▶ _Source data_
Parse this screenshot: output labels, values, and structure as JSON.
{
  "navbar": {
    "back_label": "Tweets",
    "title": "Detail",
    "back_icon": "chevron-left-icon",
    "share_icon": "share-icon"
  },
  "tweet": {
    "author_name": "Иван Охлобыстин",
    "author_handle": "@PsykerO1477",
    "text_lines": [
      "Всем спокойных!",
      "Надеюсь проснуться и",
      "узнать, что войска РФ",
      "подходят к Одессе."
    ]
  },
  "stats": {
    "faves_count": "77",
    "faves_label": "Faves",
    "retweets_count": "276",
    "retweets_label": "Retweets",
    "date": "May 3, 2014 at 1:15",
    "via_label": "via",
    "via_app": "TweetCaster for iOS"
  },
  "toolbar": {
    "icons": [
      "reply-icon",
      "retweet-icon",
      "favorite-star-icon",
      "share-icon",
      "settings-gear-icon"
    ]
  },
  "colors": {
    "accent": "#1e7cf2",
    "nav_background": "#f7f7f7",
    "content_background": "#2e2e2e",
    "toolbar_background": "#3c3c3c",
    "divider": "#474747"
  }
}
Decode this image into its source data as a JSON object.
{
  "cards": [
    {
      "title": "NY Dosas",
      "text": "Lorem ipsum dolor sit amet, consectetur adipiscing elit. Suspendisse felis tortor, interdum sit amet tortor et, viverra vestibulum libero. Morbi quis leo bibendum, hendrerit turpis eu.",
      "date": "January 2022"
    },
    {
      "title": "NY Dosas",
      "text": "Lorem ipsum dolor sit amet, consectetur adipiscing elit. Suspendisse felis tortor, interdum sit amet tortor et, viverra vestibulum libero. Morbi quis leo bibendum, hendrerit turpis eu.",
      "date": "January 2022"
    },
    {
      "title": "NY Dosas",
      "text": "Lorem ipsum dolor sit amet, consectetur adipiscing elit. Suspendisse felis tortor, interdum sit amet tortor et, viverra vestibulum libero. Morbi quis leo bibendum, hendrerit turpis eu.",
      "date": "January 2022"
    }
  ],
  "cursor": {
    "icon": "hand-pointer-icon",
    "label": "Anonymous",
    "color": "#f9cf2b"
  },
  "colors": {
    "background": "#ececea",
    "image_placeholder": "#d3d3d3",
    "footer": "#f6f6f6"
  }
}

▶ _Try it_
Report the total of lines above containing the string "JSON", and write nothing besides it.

▶ _Task response_
2